▶ **Entries provided**
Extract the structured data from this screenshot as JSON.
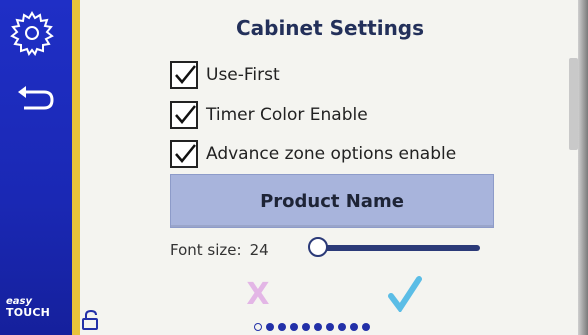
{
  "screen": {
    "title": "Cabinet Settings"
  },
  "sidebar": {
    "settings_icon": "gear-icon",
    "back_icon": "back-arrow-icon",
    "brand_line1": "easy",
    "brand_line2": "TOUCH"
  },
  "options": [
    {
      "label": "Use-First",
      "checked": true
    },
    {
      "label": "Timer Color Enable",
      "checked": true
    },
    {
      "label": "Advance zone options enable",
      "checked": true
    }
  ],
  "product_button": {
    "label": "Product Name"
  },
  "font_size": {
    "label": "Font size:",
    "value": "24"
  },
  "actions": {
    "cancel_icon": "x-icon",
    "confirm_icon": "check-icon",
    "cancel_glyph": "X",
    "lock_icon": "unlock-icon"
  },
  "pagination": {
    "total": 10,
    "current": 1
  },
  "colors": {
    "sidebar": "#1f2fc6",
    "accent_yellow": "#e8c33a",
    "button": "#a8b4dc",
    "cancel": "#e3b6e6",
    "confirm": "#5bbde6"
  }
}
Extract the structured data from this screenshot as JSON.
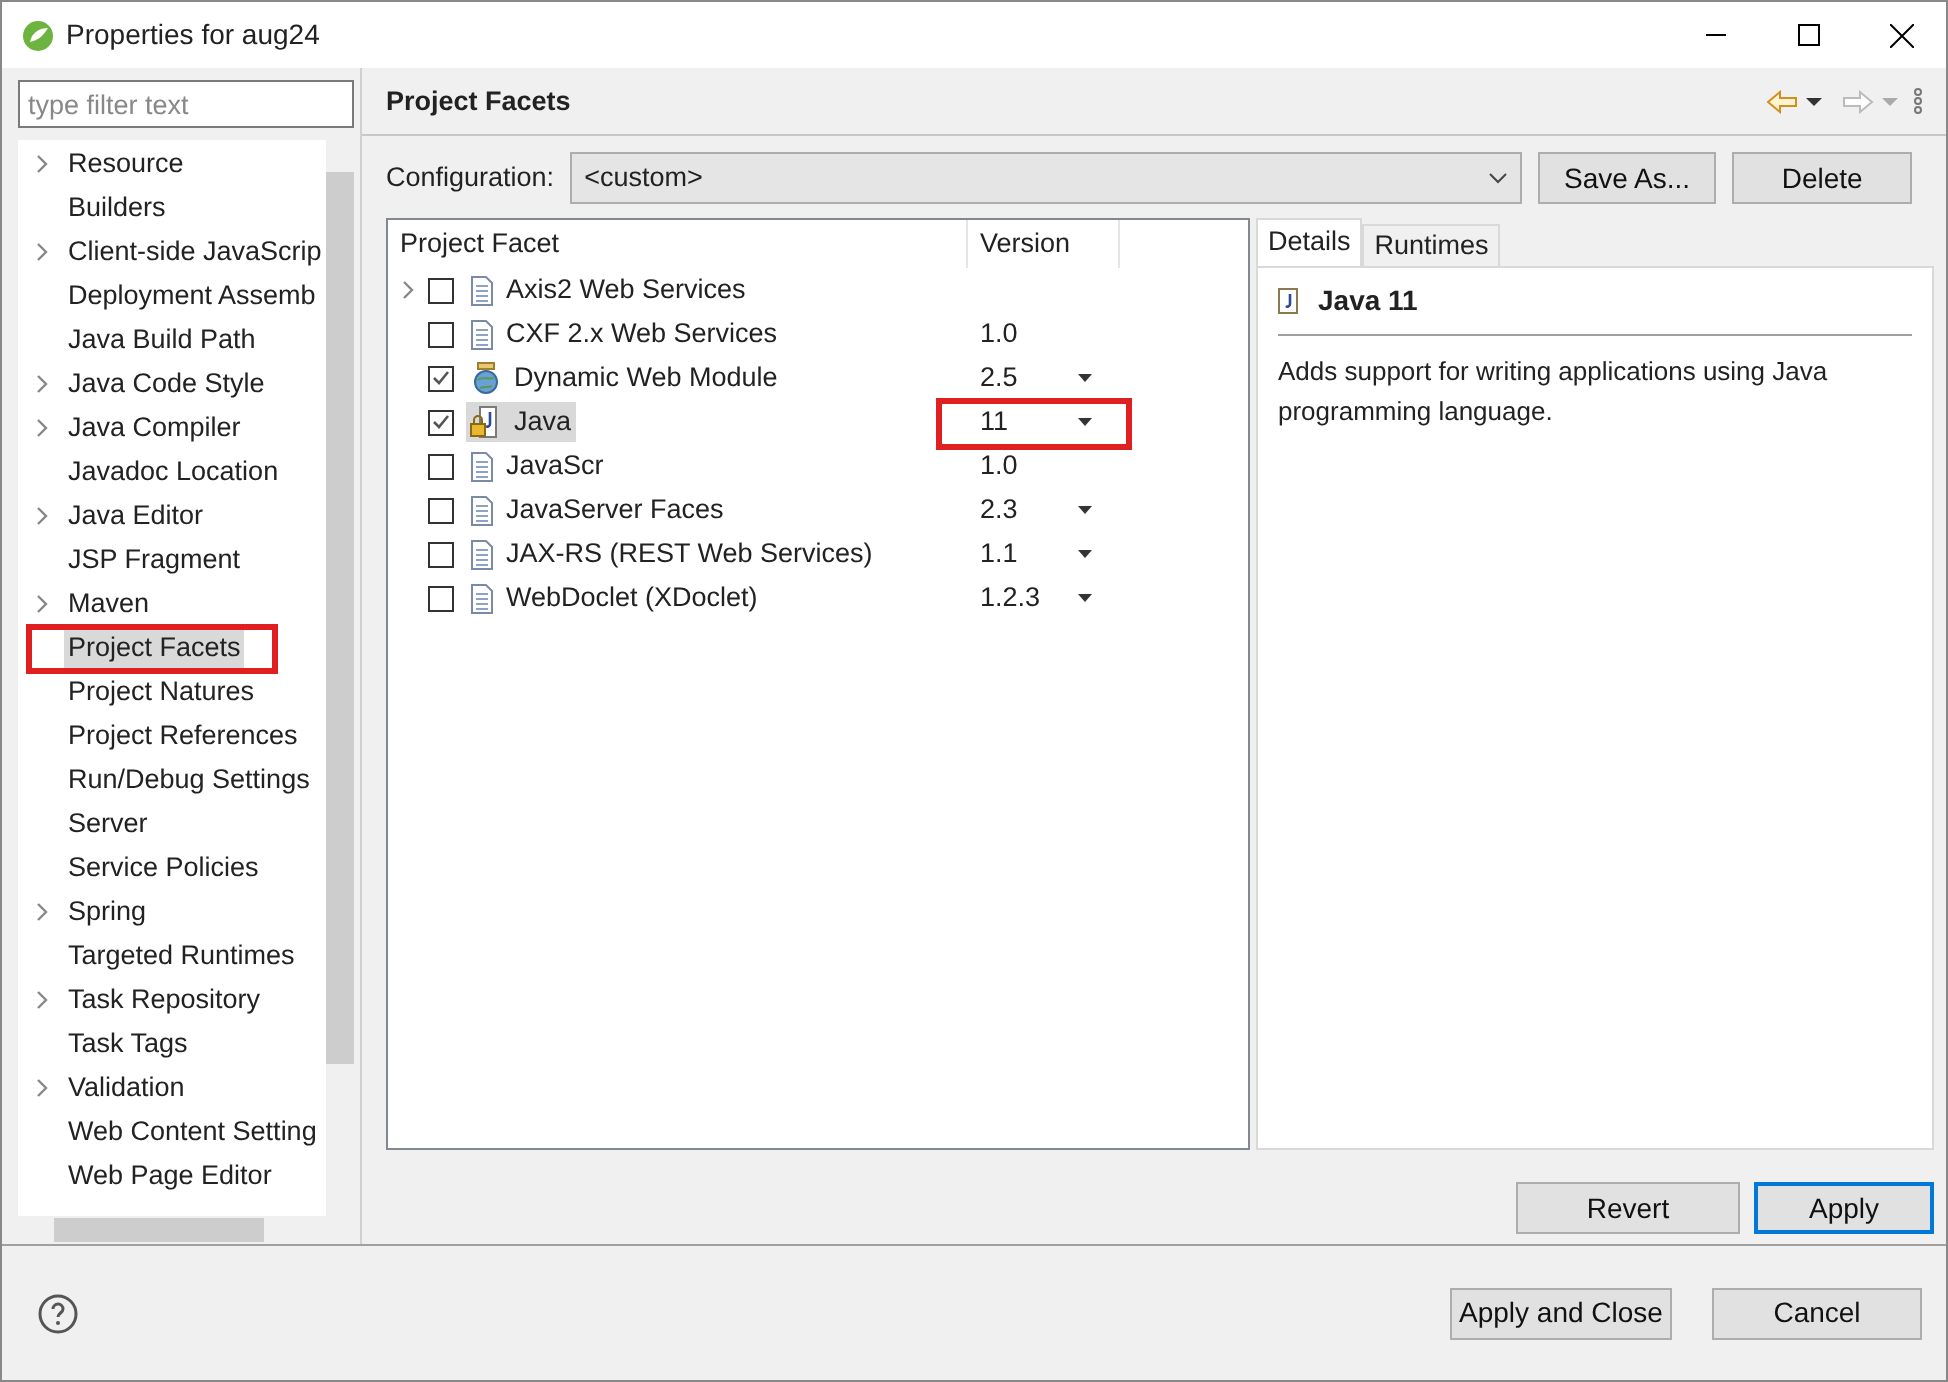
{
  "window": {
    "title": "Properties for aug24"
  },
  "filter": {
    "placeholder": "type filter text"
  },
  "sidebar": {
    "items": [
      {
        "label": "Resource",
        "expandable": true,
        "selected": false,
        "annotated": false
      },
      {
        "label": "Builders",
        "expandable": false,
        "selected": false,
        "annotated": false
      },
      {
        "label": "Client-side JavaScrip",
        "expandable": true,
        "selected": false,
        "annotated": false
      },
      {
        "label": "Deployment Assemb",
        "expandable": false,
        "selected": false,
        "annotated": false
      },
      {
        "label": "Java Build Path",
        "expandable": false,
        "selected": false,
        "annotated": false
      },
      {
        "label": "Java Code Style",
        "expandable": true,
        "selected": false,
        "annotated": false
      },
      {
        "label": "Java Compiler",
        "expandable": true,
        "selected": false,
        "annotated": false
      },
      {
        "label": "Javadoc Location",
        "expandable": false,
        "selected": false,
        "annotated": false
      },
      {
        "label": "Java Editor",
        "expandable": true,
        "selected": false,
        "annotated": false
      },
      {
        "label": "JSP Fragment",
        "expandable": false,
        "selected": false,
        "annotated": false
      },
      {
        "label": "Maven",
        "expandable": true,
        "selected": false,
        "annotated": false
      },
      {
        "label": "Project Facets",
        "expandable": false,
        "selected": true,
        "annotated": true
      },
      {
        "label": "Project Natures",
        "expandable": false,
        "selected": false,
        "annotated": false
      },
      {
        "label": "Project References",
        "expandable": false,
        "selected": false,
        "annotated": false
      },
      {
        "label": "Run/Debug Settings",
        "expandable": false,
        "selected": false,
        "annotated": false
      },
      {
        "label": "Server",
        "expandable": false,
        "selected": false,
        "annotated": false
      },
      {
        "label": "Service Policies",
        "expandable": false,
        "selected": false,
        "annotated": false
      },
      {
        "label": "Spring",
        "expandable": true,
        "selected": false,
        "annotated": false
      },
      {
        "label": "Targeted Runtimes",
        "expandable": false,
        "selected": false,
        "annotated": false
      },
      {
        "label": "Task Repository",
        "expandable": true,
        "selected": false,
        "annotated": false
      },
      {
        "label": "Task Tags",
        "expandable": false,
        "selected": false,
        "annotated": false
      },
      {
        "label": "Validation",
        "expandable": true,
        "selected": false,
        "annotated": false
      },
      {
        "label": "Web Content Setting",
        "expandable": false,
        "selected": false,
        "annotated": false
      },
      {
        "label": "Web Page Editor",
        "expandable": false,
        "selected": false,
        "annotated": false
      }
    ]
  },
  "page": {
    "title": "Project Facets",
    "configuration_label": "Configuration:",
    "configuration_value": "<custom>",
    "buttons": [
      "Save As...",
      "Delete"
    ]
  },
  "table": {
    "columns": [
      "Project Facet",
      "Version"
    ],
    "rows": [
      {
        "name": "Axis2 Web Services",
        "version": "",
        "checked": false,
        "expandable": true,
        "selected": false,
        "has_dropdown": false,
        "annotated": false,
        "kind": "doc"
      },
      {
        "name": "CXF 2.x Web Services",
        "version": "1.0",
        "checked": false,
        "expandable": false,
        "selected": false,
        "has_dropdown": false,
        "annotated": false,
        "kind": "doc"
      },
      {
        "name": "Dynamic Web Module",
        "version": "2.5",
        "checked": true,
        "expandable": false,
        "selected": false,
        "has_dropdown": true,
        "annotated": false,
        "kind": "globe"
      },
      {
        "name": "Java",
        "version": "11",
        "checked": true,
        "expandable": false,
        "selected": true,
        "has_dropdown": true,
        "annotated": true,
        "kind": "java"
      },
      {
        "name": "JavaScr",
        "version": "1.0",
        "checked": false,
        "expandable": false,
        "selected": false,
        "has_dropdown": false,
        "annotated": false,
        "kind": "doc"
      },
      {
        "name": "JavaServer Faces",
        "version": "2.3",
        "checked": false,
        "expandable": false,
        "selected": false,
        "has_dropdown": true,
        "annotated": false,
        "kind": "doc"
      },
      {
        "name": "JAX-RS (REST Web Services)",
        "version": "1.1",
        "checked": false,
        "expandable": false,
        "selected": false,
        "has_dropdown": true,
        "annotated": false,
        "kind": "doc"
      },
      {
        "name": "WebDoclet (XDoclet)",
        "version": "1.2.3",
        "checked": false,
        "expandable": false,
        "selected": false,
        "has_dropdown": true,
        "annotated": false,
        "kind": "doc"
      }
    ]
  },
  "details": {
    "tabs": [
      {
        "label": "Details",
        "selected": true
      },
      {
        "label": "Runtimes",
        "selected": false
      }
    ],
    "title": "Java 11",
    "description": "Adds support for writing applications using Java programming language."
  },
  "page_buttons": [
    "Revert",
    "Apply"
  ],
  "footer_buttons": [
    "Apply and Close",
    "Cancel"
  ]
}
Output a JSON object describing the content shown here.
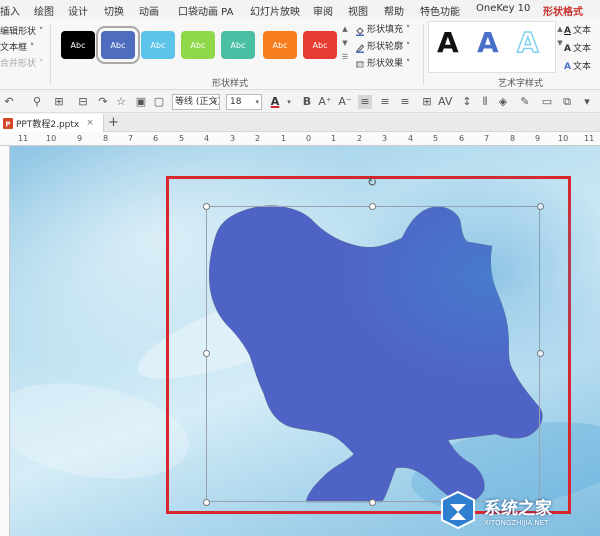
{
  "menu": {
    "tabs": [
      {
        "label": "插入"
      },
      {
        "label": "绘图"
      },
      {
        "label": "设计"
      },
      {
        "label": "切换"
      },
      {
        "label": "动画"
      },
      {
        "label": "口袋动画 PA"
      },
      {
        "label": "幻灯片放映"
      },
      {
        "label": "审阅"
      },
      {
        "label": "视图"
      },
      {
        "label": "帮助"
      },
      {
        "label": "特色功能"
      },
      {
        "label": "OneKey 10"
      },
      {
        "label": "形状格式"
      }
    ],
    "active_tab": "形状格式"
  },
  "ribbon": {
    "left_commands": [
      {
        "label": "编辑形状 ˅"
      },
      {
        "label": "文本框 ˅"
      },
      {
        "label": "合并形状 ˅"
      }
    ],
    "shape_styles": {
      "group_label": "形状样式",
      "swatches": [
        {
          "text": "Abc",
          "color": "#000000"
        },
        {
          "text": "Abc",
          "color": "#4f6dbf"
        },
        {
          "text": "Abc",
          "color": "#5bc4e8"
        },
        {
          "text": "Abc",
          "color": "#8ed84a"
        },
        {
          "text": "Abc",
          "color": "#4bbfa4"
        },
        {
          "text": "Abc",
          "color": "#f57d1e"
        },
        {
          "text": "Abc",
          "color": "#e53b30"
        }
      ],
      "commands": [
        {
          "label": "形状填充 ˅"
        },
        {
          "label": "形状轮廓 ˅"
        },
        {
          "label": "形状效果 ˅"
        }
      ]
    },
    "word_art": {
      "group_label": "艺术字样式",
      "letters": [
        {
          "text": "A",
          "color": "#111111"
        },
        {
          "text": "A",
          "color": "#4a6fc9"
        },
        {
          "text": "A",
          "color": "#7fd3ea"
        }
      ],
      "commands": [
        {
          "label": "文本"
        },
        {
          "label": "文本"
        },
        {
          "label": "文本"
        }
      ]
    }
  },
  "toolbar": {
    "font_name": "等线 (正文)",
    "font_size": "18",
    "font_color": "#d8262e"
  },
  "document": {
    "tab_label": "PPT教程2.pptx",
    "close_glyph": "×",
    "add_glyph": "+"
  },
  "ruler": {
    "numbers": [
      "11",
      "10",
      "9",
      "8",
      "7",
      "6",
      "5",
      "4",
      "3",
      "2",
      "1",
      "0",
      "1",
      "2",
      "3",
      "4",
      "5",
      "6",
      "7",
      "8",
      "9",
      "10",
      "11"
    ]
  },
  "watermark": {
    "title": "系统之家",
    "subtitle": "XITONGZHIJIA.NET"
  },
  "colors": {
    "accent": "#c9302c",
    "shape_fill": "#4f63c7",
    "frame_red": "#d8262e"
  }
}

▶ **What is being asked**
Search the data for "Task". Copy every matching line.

▶ **Solution to the problem**
        "label": "Task Repository",
        "label": "Task Tags",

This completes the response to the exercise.